Will we add He-3 production capacity in the future, to stave off depletion of the resource? I wish I knew the answer. 🙂
Part of it might depend on how much of the technological burden can be shifted to other elements– neutron detection technologies using boron, for instance. But there is some very important basic-science research that can only be done with He-3, and some medical imaging applications that can only be done safely for some patients (infants) using He-3.
The problem (as I see it, as an uninvolved and uninformed layman) is that physical He-3 production within reasonable timescales (~several years to a decade) in useful quantities is a fairly big job, and complicated, because it requires generating or handling considerable amounts of radioactive material. I can imagine it might be a licensing nightmare for a private enterprise. So something like this might be outside the scope of private industry or research– it’s really something that the nuclear weapons complex has done as a byproduct for decades. I wouldn’t say it’s something only a government could do, but right now they’re the only game in town.

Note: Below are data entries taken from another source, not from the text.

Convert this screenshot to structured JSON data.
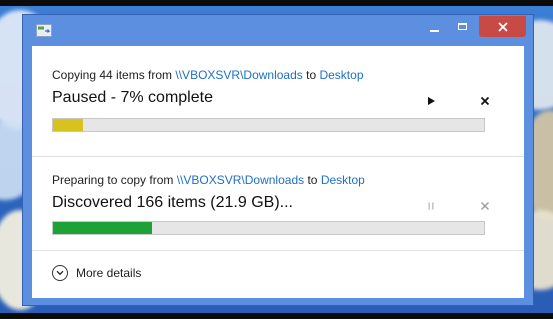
{
  "window": {
    "title": "",
    "accent": "#5d8fe0",
    "close_color": "#c84a45"
  },
  "operations": [
    {
      "prefix": "Copying 44 items from ",
      "source": "\\\\VBOXSVR\\Downloads",
      "middle": " to ",
      "destination": "Desktop",
      "status": "Paused - 7% complete",
      "progress": 0.07,
      "bar_color": "#d8c21e",
      "controls": [
        "play-icon",
        "close-icon"
      ]
    },
    {
      "prefix": "Preparing to copy from ",
      "source": "\\\\VBOXSVR\\Downloads",
      "middle": " to ",
      "destination": "Desktop",
      "status": "Discovered 166 items (21.9 GB)...",
      "progress": 0.23,
      "bar_color": "#1ea238",
      "controls": [
        "pause-icon",
        "close-icon"
      ]
    }
  ],
  "details": {
    "label": "More details"
  }
}
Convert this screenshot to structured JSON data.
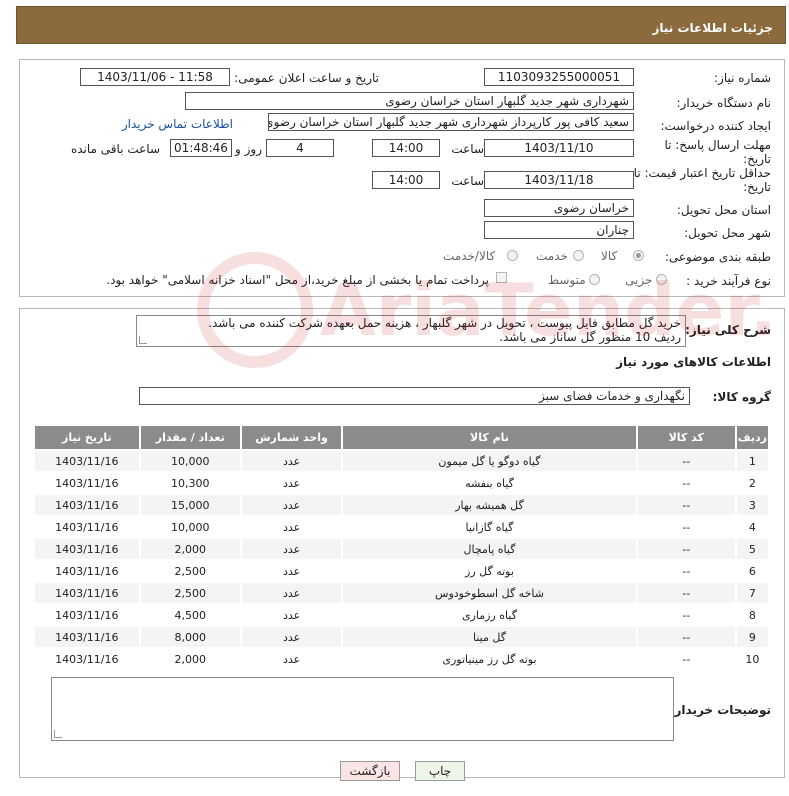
{
  "header": {
    "title": "جزئیات اطلاعات نیاز"
  },
  "form": {
    "need_number_label": "شماره نیاز:",
    "need_number": "1103093255000051",
    "announce_label": "تاریخ و ساعت اعلان عمومی:",
    "announce_value": "1403/11/06 - 11:58",
    "buyer_org_label": "نام دستگاه خریدار:",
    "buyer_org": "شهرداری شهر جدید گلبهار استان خراسان رضوی",
    "creator_label": "ایجاد کننده درخواست:",
    "creator": "سعید کافی پور کارپرداز شهرداری شهر جدید گلبهار استان خراسان رضوی",
    "contact_link": "اطلاعات تماس خریدار",
    "deadline_label": "مهلت ارسال پاسخ: تا تاریخ:",
    "deadline_date": "1403/11/10",
    "time_label": "ساعت",
    "deadline_time": "14:00",
    "days_value": "4",
    "days_label": "روز و",
    "remaining_time": "01:48:46",
    "remaining_label": "ساعت باقی مانده",
    "validity_label": "حداقل تاریخ اعتبار قیمت: تا تاریخ:",
    "validity_date": "1403/11/18",
    "validity_time": "14:00",
    "province_label": "استان محل تحویل:",
    "province": "خراسان رضوی",
    "city_label": "شهر محل تحویل:",
    "city": "چناران",
    "category_label": "طبقه بندی موضوعی:",
    "category_options": [
      "کالا",
      "خدمت",
      "کالا/خدمت"
    ],
    "process_label": "نوع فرآیند خرید :",
    "process_options": [
      "جزیی",
      "متوسط"
    ],
    "payment_note": "پرداخت تمام یا بخشی از مبلغ خرید،از محل \"اسناد خزانه اسلامی\" خواهد بود."
  },
  "description": {
    "label": "شرح کلی نیاز:",
    "line1": "خرید گل مطابق فایل پیوست ، تحویل در شهر گلبهار ، هزینه حمل بعهده شرکت کننده می باشد.",
    "line2": "ردیف 10 منظور گل ساناز می باشد."
  },
  "goods": {
    "section_title": "اطلاعات کالاهای مورد نیاز",
    "group_label": "گروه کالا:",
    "group_value": "نگهداری و خدمات فضای سبز",
    "columns": [
      "ردیف",
      "کد کالا",
      "نام کالا",
      "واحد شمارش",
      "تعداد / مقدار",
      "تاریخ نیاز"
    ],
    "rows": [
      {
        "row": "1",
        "code": "--",
        "name": "گیاه دوگو یا گل میمون",
        "unit": "عدد",
        "qty": "10,000",
        "date": "1403/11/16"
      },
      {
        "row": "2",
        "code": "--",
        "name": "گیاه بنفشه",
        "unit": "عدد",
        "qty": "10,300",
        "date": "1403/11/16"
      },
      {
        "row": "3",
        "code": "--",
        "name": "گل همیشه بهار",
        "unit": "عدد",
        "qty": "15,000",
        "date": "1403/11/16"
      },
      {
        "row": "4",
        "code": "--",
        "name": "گیاه گازانیا",
        "unit": "عدد",
        "qty": "10,000",
        "date": "1403/11/16"
      },
      {
        "row": "5",
        "code": "--",
        "name": "گیاه پامچال",
        "unit": "عدد",
        "qty": "2,000",
        "date": "1403/11/16"
      },
      {
        "row": "6",
        "code": "--",
        "name": "بوته گل رز",
        "unit": "عدد",
        "qty": "2,500",
        "date": "1403/11/16"
      },
      {
        "row": "7",
        "code": "--",
        "name": "شاخه گل اسطوخودوس",
        "unit": "عدد",
        "qty": "2,500",
        "date": "1403/11/16"
      },
      {
        "row": "8",
        "code": "--",
        "name": "گیاه رزماری",
        "unit": "عدد",
        "qty": "4,500",
        "date": "1403/11/16"
      },
      {
        "row": "9",
        "code": "--",
        "name": "گل مینا",
        "unit": "عدد",
        "qty": "8,000",
        "date": "1403/11/16"
      },
      {
        "row": "10",
        "code": "--",
        "name": "بوته گل رز مینیاتوری",
        "unit": "عدد",
        "qty": "2,000",
        "date": "1403/11/16"
      }
    ]
  },
  "buyer_notes": {
    "label": "توضیحات خریدار:",
    "value": ""
  },
  "buttons": {
    "print": "چاپ",
    "back": "بازگشت"
  },
  "watermark": {
    "text": "AriaTender.neT"
  },
  "colors": {
    "header": "#8b6b3e",
    "table_header": "#8b8b8b",
    "link": "#1a4fa0"
  }
}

So, if national security applications reduce their demand for He-3, ironically enough, that might also reduce the chances of decent new production in the near-term future.
But that’s all just a guess…